  • Improved Seed Varieties: The use of high-yield and disease-resistant seed varieties has significantly boosted crop production.
  • Irrigation: To mitigate the effects of erratic rainfall, irrigation systems are being implemented, particularly in drought-prone areas.
  • Organic Farming: There is a growing trend towards organic farming, which not only meets the rising global demand for organic products but also promotes environmental sustainability.
  • Agroforestry: Integrating trees into crop farming systems enhances biodiversity, improves soil health, and provides additional income sources.
Government Initiatives and Support

The Ugandan government, along with various non-governmental organizations (NGOs) and international bodies, is actively working to address these challenges of crop framing. Initiatives include:

  • Extension Services: Providing farmers with training and information on best practices.
  • Subsidies and Grants: Financial support to help farmers acquire inputs and equipment.
  • Research and Development: Investing in agricultural research to develop resilient and high-yield crop varieties.


Crop farming remains a vital sector in Uganda, underpinning the economy and providing livelihoods for millions. With the adoption of innovative practices and sustainable approaches, coupled with supportive government policies, the future of crop farming in Uganda looks promising.
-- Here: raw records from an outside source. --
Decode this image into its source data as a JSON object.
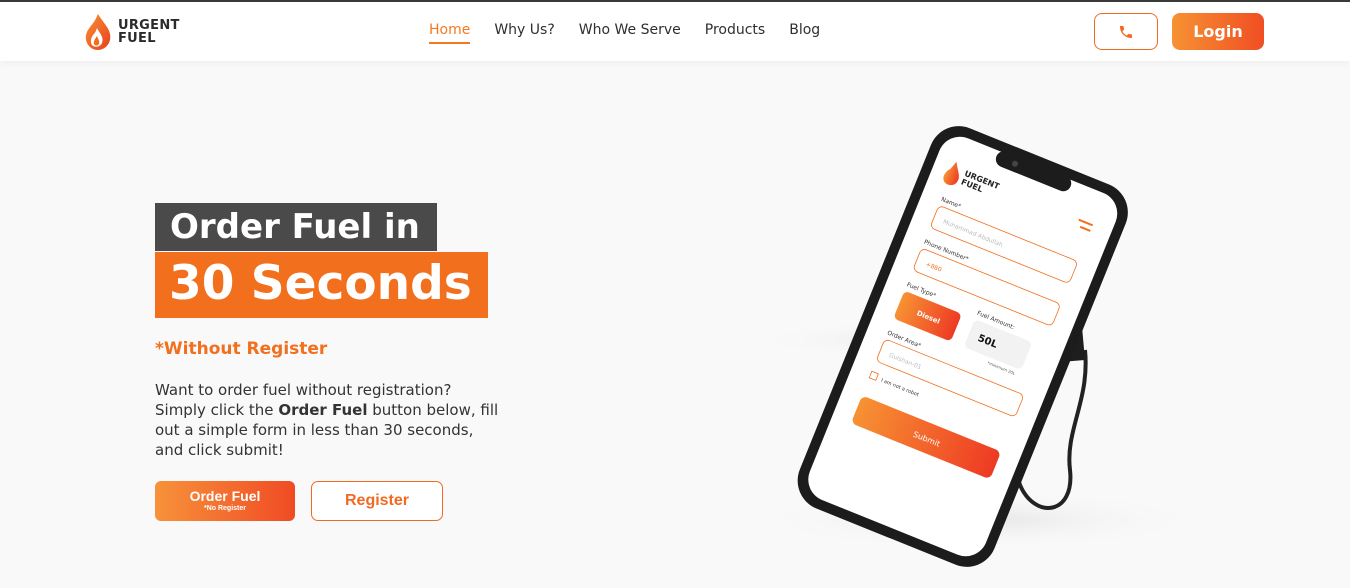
{
  "header": {
    "logo_line1": "URGENT",
    "logo_line2": "FUEL",
    "nav": [
      {
        "label": "Home",
        "active": true
      },
      {
        "label": "Why Us?",
        "active": false
      },
      {
        "label": "Who We Serve",
        "active": false
      },
      {
        "label": "Products",
        "active": false
      },
      {
        "label": "Blog",
        "active": false
      }
    ],
    "login_label": "Login",
    "phone_icon": "phone-icon"
  },
  "hero": {
    "title_line1": "Order Fuel in",
    "title_line2": "30 Seconds",
    "subtitle": "*Without Register",
    "description_part1": "Want to order fuel without registration? Simply click the ",
    "description_bold": "Order Fuel",
    "description_part2": " button below, fill out a simple form in less than 30 seconds, and click submit!",
    "order_button": "Order Fuel",
    "order_button_sub": "*No Register",
    "register_button": "Register"
  },
  "phone_mockup": {
    "logo_line1": "URGENT",
    "logo_line2": "FUEL",
    "name_label": "Name*",
    "name_placeholder": "Muhammad Abdullah",
    "phone_label": "Phone Number*",
    "phone_prefix": "+880",
    "fuel_type_label": "Fuel Type*",
    "fuel_type_value": "Diesel",
    "fuel_amount_label": "Fuel Amount:",
    "fuel_amount_value": "50L",
    "fuel_amount_min": "*minimum 20L",
    "order_area_label": "Order Area*",
    "order_area_placeholder": "Gulshan-01",
    "robot_label": "I am not a robot",
    "submit_label": "Submit"
  },
  "colors": {
    "accent": "#f26f1d",
    "dark_block": "#4a4a4a",
    "gradient_start": "#f79233",
    "gradient_end": "#f04e23"
  }
}
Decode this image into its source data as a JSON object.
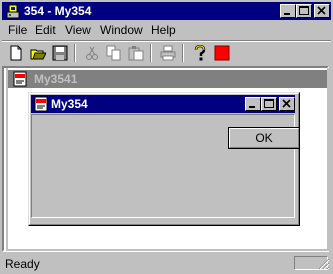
{
  "window": {
    "title": "354 - My354"
  },
  "menu": {
    "items": [
      "File",
      "Edit",
      "View",
      "Window",
      "Help"
    ]
  },
  "toolbar": {
    "icons": [
      "new-icon",
      "open-icon",
      "save-icon",
      "cut-icon",
      "copy-icon",
      "paste-icon",
      "print-icon",
      "help-icon",
      "stop-icon"
    ],
    "accent_red": "#ff0000"
  },
  "child_window": {
    "title": "My3541"
  },
  "dialog": {
    "title": "My354",
    "ok_label": "OK"
  },
  "status": {
    "text": "Ready"
  },
  "colors": {
    "active_title": "#000080",
    "inactive_title": "#808080",
    "face": "#c0c0c0"
  }
}
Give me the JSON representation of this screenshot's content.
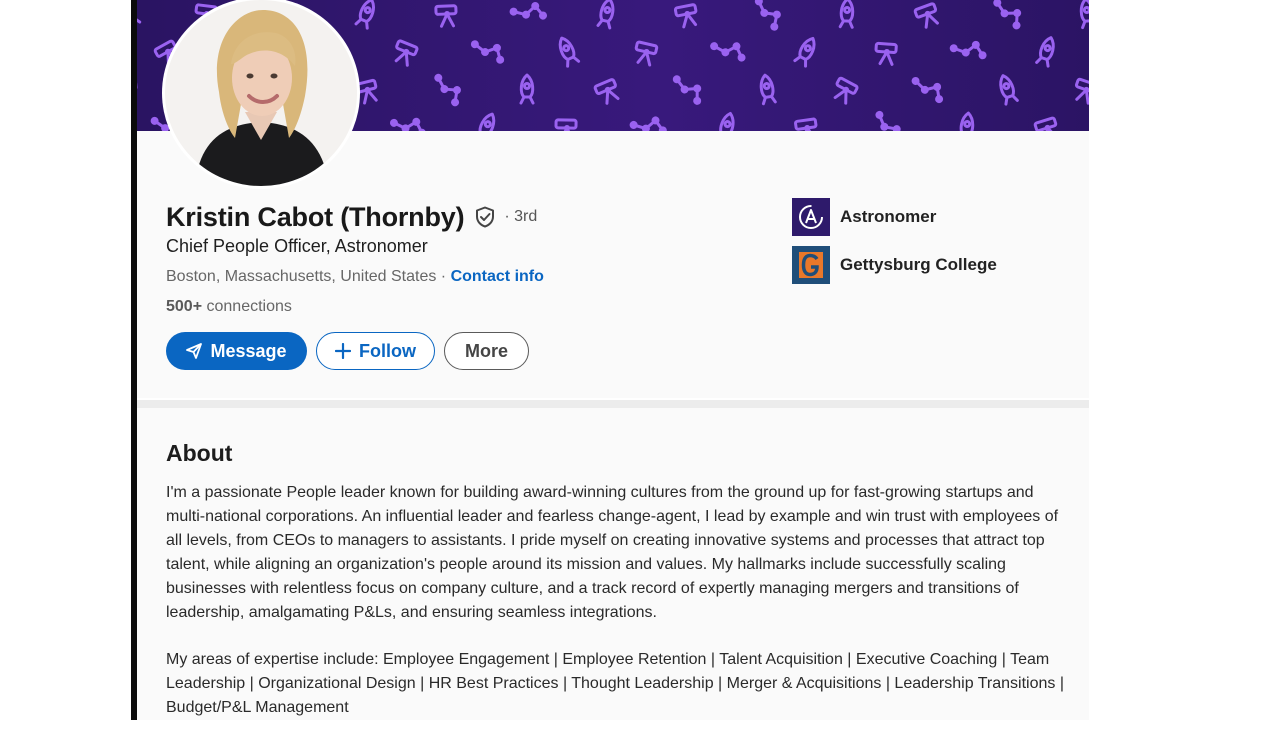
{
  "profile": {
    "name": "Kristin Cabot (Thornby)",
    "degree": "· 3rd",
    "headline": "Chief People Officer, Astronomer",
    "location": "Boston, Massachusetts, United States",
    "separator": " · ",
    "contact_info": "Contact info",
    "connections_count": "500+",
    "connections_label": " connections"
  },
  "actions": {
    "message": "Message",
    "follow": "Follow",
    "more": "More"
  },
  "organizations": [
    {
      "label": "Astronomer",
      "logo_letter": "A",
      "logo_color": "#2e1a6b"
    },
    {
      "label": "Gettysburg College",
      "logo_letter": "G",
      "logo_color": "#1f4e79"
    }
  ],
  "about": {
    "title": "About",
    "paragraphs": [
      "I'm a passionate People leader known for building award-winning cultures from the ground up for fast-growing startups and multi-national corporations. An influential leader and fearless change-agent, I lead by example and win trust with employees of all levels, from CEOs to managers to assistants. I pride myself on creating innovative systems and processes that attract top talent, while aligning an organization's people around its mission and values. My hallmarks include successfully scaling businesses with relentless focus on company culture, and a track record of expertly managing mergers and transitions of leadership, amalgamating P&Ls, and ensuring seamless integrations.",
      "My areas of expertise include: Employee Engagement | Employee Retention | Talent Acquisition | Executive Coaching | Team Leadership | Organizational Design | HR Best Practices | Thought Leadership | Merger & Acquisitions | Leadership Transitions | Budget/P&L Management"
    ]
  },
  "colors": {
    "brand_blue": "#0a66c2",
    "banner_purple": "#38197c",
    "banner_pattern": "#9a62f0"
  },
  "icons": {
    "verify": "shield-check-icon",
    "message": "send-icon",
    "follow": "plus-icon",
    "banner": "rocket-telescope-pattern"
  }
}
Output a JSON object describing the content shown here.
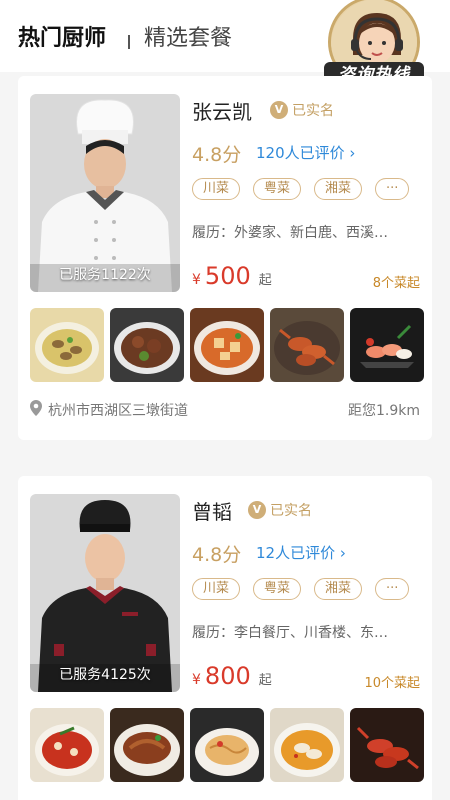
{
  "header": {
    "tab_active": "热门厨师",
    "tab_inactive": "精选套餐",
    "hotline_label": "咨询热线"
  },
  "chefs": [
    {
      "name": "张云凯",
      "verified": "已实名",
      "rating": "4.8分",
      "reviews": "120人已评价 ›",
      "tags": [
        "川菜",
        "粤菜",
        "湘菜",
        "···"
      ],
      "history": "履历：外婆家、新白鹿、西溪…",
      "served": "已服务1122次",
      "price_symbol": "¥",
      "price": "500",
      "price_suffix": "起",
      "min_dishes": "8个菜起",
      "location": "杭州市西湖区三墩街道",
      "distance": "距您1.9km",
      "dish_icons": [
        "clam-soup",
        "braised-meat",
        "tofu-chili",
        "crayfish",
        "sashimi"
      ]
    },
    {
      "name": "曾韬",
      "verified": "已实名",
      "rating": "4.8分",
      "reviews": "12人已评价 ›",
      "tags": [
        "川菜",
        "粤菜",
        "湘菜",
        "···"
      ],
      "history": "履历：李白餐厅、川香楼、东…",
      "served": "已服务4125次",
      "price_symbol": "¥",
      "price": "800",
      "price_suffix": "起",
      "min_dishes": "10个菜起",
      "dish_icons": [
        "boiled-fish",
        "braised-duck",
        "noodles",
        "spicy-fish",
        "crayfish"
      ]
    }
  ],
  "colors": {
    "accent_gold": "#c8a062",
    "price_red": "#d93a2a",
    "link_blue": "#2f89d9"
  }
}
Addressing the existing challenges and leveraging opportunities will be key to ensuring that the sector continues to thrive and contribute to the nation’s development.

Leave a Reply